Zoe Sherman
Merrimack College


In this paper I aim to consider some aspects of the system of communications within which expertise may be created and accepted… or rejected. For speech to be recognized as an expression of expertise, it has to be recognized as making a legitimate truth claim grounded in something other than, and broader than, the speakers’ narrow self-interest. Almost by definition, the content of the truth claims made by an expert are difficult for the nonexpert to assess. To recognize expertise must be an expression of trust. The communications system we inhabit has two features that corrode that trust: commodified access to attention and commodified speech. The advertising industry and the media that serve it treat our attention as a commodity. Attention sellers have developed into niche marketers and attention buyers have developed the practice of placing narrowly targeted orders for eyes and ears. As a result, we are grouped into such different attention clusters, it is nearly impossible for anyone to be recognized as a trustworthy speaker by members of multiple clusters. In addition, much of what we hear is said by people who speak on behalf of others to earn a paycheck. We are continually confronted with speech that is untethered from any authentic speaker – it is neither fully the speech of the buyer nor of the paid producer – and we encounter this speech as members of bundles that are increasingly disjoint from one another. These are not conducive conditions for the cultivation of broadly recognized expertise.

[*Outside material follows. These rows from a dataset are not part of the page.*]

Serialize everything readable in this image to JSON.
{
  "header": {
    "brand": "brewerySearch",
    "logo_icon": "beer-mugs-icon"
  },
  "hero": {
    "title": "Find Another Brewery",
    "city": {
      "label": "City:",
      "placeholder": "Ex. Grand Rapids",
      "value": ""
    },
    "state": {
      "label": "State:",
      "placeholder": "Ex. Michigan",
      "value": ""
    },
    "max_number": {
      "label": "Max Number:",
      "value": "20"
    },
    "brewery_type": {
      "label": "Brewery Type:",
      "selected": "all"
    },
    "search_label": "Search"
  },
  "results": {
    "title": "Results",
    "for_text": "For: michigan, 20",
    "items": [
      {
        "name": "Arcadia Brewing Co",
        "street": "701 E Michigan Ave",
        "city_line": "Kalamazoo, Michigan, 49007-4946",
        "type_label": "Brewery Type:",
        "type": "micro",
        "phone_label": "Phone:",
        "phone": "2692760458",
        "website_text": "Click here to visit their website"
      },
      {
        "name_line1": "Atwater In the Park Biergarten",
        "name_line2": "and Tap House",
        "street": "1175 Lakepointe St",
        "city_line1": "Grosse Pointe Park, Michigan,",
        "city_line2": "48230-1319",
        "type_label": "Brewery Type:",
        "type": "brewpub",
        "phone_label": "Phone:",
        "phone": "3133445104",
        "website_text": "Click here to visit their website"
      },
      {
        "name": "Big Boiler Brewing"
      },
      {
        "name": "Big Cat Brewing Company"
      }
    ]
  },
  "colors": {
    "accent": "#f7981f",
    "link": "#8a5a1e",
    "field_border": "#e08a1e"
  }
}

When Things Don’t Fall Apart: A Hirschmanian Perspective on the Global Crisis and the Developing World

Ilene Grabel
University of Denver

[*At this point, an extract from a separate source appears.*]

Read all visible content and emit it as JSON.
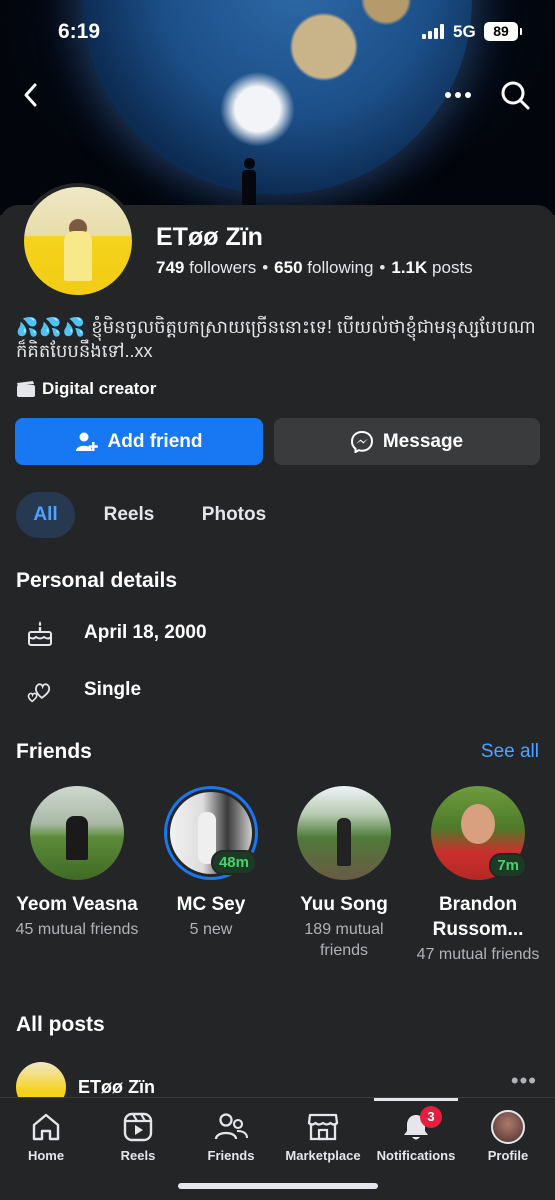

In a paper drawn from When Things Don’t Fall Apart: Global Financial Governance and Developmental Finance in an Age of Productive Incoherence (MIT Press, forthcoming 2017), I challenge the dominant view that the global financial crisis had little effect on global financial governance and developmental finance. Most economists, including those drawing from a range of heterodox traditions, discount all but grand, systemic ruptures in institutions and policy. Against this narrative I argue instead that the global crisis induced inconsistent and ad hoc discontinuities in global financial governance and developmental finance that are now having profound effects on emerging market and developing economies. My chief normative claim is that the resulting incoherence in global financial governance is productive rather than debilitating. In the age of what I term productive incoherence, a more complex, dense, fragmented, and pluripolar form of global financial governance is expanding possibilities for policy and institutional experimentation, policy space for economic and human development, financial stability and resilience, and financial inclusion. I draw on key theoretical commitments of Albert Hirschman to cement the case for the productivity of incoherence. The methodological prescriptions that flow from Hirschman’s work take the form of proscriptions to reject evaluative criteria that purport to determine ex ante or ex post whether particular policy or institutional innovations are coherent, viable, sufficient, scalable, and significant. Inspired by Hirschman, I argue that meaningful change often emerges from disconnected, erratic, experimental, and inconsistent adjustments in institutions and policies as actors pragmatically manage in an evolving world.

Capitalism vs. Democracy and the (Ir)Responsibility of Economics

Richard Wolff
DemocracyatWork.Info and New School


The Cold War and its narrow ideological legacies kept mainstream economics from asking let alone seriously examining economic systems other than capitalism (with its employer-employee dichotomized structure). Mainstream economics especially ignored a long-existing system - worker or producer cooperatives - whose structure embodied the very democracy so strikingly absent from capitalist workplaces.
JEL Classifications
  • B5 - Current Heterodox Approaches